Plants use a molecular clock to predict when theyll be infected
Dr Katherine Denby and colleagues discovered that a plant's molecular clock is connected to their immune system to increase levels of resistance to infection at dawn – the time at which fungal infections appear most likely to occur, with plants unable to maintain the highest level of resistance at all times of day.
The researchers identified a single protein, JAZ6, in the plant cell which drives this time-of-day difference in the effectiveness of the immune response, with it connecting the plant clock to the immune system.
Professor Liz Wellington receives BBSRC award to investigate bovine tuberculosis control strategies
Professor Liz Wellington, Professor of Environmental Microbiology in the School of Life Sciences, has been awarded £1,172,973 from BBSRC for her project on ‘The farm environment: an overlooked reservoir of Mycobacterium bovis?’.

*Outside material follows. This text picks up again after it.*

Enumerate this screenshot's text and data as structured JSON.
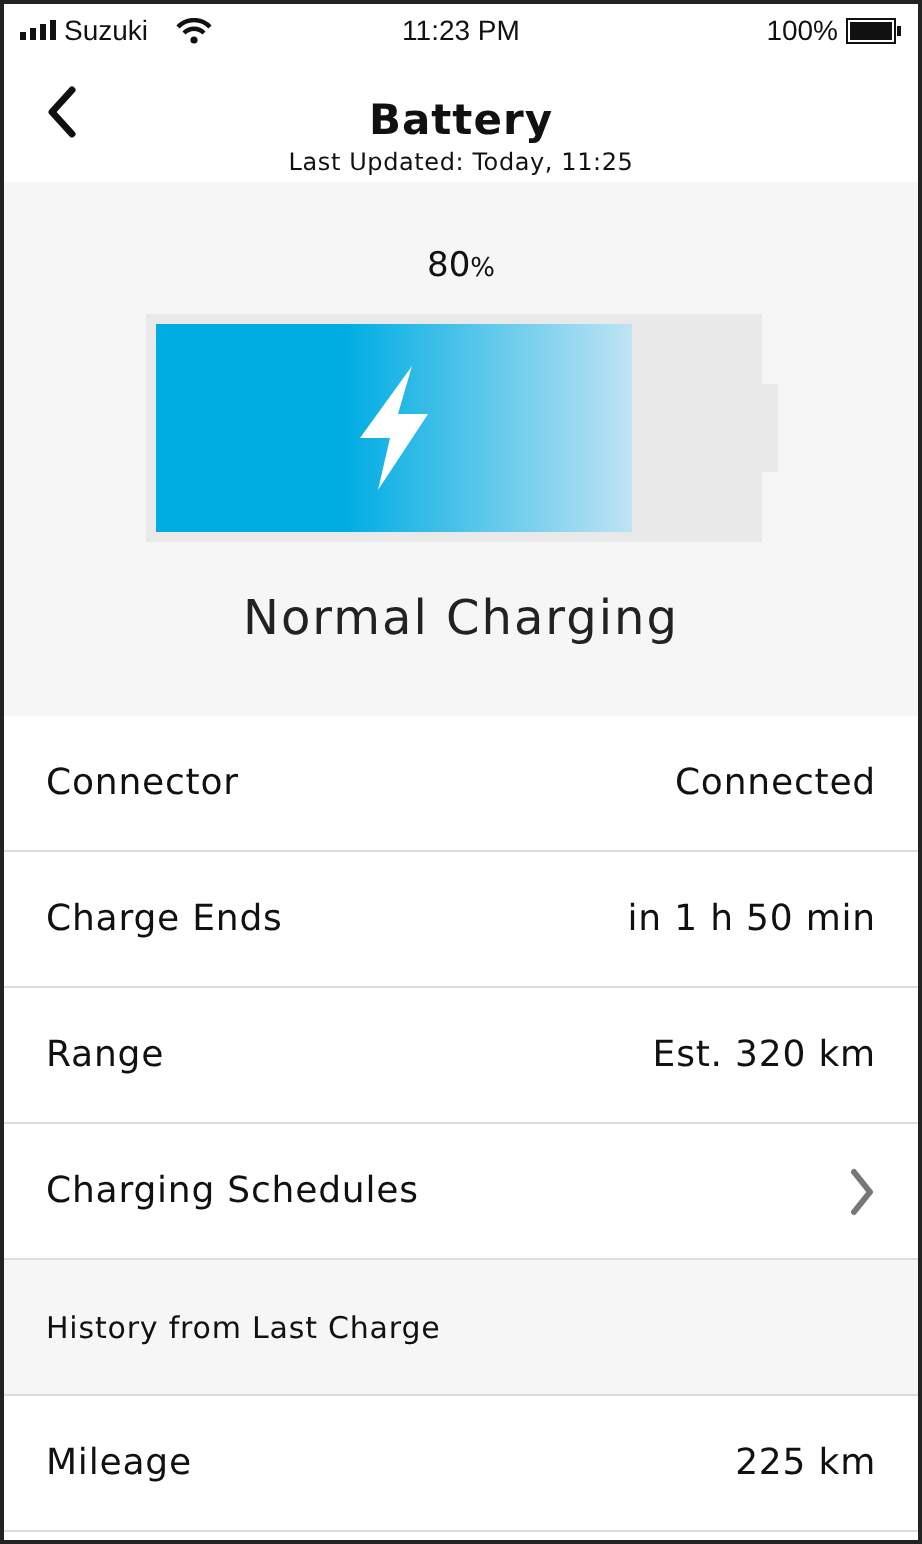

M. bovis is the causative agent of bovine tuberculosis (bTB), a disease that affects cattle health and welfare and has serious impacts on the agriculture industry. Uncertainty around the transmission of bTB has impeded the development of effective control measures, but recent research has suggested that indirect transmission through M. bovis in the environment may play an important role in the spread of bTB between cattle and wildlife. This project brings together interdisciplinary expertise in epidemiology, microbiology, genomics and ecology, to investigate the distribution and survival of M. bovis in the farm environment and to determine how biosecurity measures may be adjusted to limit the transmission of this harmful bacterium. The research will be carried out in collaboration with Professor Mark Pallen from Warwick Medical School, Professor Rosie Woodroffe from the ZSL Institute of Zoology, and Professor Christl Donnelly from Imperial College London.
The project was funded by BBSRC’s Eradication of bovine tuberculosis through basic research and discovery (ERADbTB) scheme, which is also supported by DEFRA and is part of the wider Research Councils UK programme in Global Food Security.